* _Source information_:
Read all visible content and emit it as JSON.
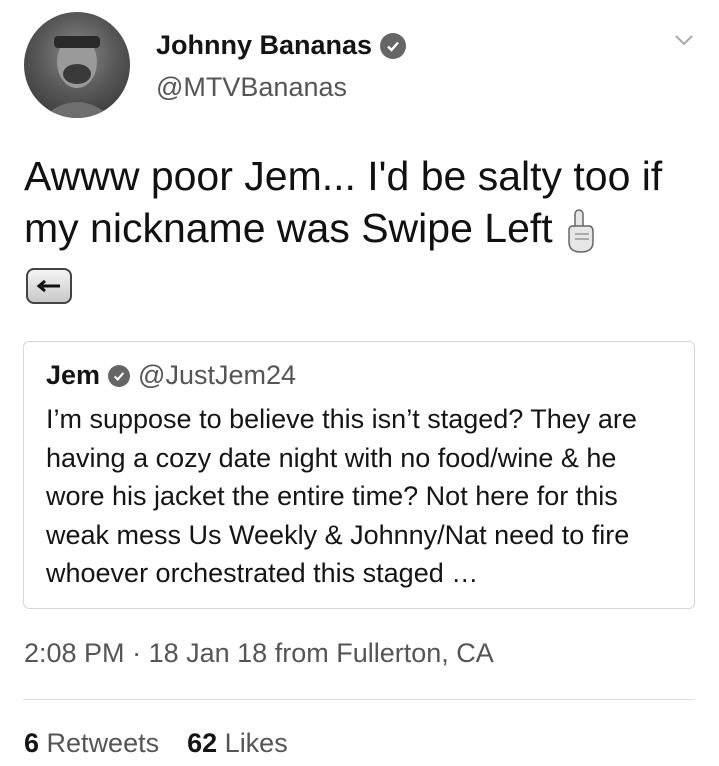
{
  "author": {
    "display_name": "Johnny Bananas",
    "handle": "@MTVBananas",
    "verified_icon": "verified-badge-icon"
  },
  "tweet": {
    "text": "Awww poor Jem... I'd be salty too if my nickname was Swipe Left",
    "emojis": [
      "pointing-up-hand-emoji",
      "back-arrow-emoji"
    ]
  },
  "quoted_tweet": {
    "display_name": "Jem",
    "handle": "@JustJem24",
    "text": "I’m suppose to believe this isn’t staged? They are having a cozy date night with no food/wine & he wore his jacket the entire time? Not here for this weak mess Us Weekly & Johnny/Nat need to fire whoever orchestrated this staged …"
  },
  "meta": {
    "time": "2:08 PM",
    "separator": "·",
    "date": "18 Jan 18",
    "location": "from Fullerton, CA"
  },
  "stats": {
    "retweets_count": "6",
    "retweets_label": "Retweets",
    "likes_count": "62",
    "likes_label": "Likes"
  }
}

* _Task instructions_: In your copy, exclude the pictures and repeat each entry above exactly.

* _Task solution_:
Read all visible content and emit it as JSON.
{
  "author": {
    "display_name": "Johnny Bananas",
    "handle": "@MTVBananas",
    "verified_icon": "verified-badge-icon"
  },
  "tweet": {
    "text": "Awww poor Jem... I'd be salty too if my nickname was Swipe Left",
    "emojis": [
      "pointing-up-hand-emoji",
      "back-arrow-emoji"
    ]
  },
  "quoted_tweet": {
    "display_name": "Jem",
    "handle": "@JustJem24",
    "text": "I’m suppose to believe this isn’t staged? They are having a cozy date night with no food/wine & he wore his jacket the entire time? Not here for this weak mess Us Weekly & Johnny/Nat need to fire whoever orchestrated this staged …"
  },
  "meta": {
    "time": "2:08 PM",
    "separator": "·",
    "date": "18 Jan 18",
    "location": "from Fullerton, CA"
  },
  "stats": {
    "retweets_count": "6",
    "retweets_label": "Retweets",
    "likes_count": "62",
    "likes_label": "Likes"
  }
}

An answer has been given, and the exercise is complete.